── Supplied records
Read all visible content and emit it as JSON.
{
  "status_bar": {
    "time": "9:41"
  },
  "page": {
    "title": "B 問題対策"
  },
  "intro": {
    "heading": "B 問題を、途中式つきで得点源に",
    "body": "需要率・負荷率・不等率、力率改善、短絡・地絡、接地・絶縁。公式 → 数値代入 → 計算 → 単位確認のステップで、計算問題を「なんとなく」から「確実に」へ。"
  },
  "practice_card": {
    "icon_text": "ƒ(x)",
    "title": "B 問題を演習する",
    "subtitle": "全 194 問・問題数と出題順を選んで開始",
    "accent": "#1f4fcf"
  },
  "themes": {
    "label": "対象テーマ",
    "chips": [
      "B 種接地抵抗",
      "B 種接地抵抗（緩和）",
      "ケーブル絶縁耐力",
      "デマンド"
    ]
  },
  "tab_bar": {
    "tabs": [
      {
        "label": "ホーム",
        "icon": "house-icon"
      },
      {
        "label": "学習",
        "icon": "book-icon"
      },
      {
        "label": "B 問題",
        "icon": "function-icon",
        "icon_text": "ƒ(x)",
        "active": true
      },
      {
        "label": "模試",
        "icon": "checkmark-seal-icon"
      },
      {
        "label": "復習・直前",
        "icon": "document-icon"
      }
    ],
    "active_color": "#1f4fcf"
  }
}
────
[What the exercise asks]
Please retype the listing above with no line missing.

[Output]
Read all visible content and emit it as JSON.
{
  "status_bar": {
    "time": "9:41"
  },
  "page": {
    "title": "B 問題対策"
  },
  "intro": {
    "heading": "B 問題を、途中式つきで得点源に",
    "body": "需要率・負荷率・不等率、力率改善、短絡・地絡、接地・絶縁。公式 → 数値代入 → 計算 → 単位確認のステップで、計算問題を「なんとなく」から「確実に」へ。"
  },
  "practice_card": {
    "icon_text": "ƒ(x)",
    "title": "B 問題を演習する",
    "subtitle": "全 194 問・問題数と出題順を選んで開始",
    "accent": "#1f4fcf"
  },
  "themes": {
    "label": "対象テーマ",
    "chips": [
      "B 種接地抵抗",
      "B 種接地抵抗（緩和）",
      "ケーブル絶縁耐力",
      "デマンド"
    ]
  },
  "tab_bar": {
    "tabs": [
      {
        "label": "ホーム",
        "icon": "house-icon"
      },
      {
        "label": "学習",
        "icon": "book-icon"
      },
      {
        "label": "B 問題",
        "icon": "function-icon",
        "icon_text": "ƒ(x)",
        "active": true
      },
      {
        "label": "模試",
        "icon": "checkmark-seal-icon"
      },
      {
        "label": "復習・直前",
        "icon": "document-icon"
      }
    ],
    "active_color": "#1f4fcf"
  }
}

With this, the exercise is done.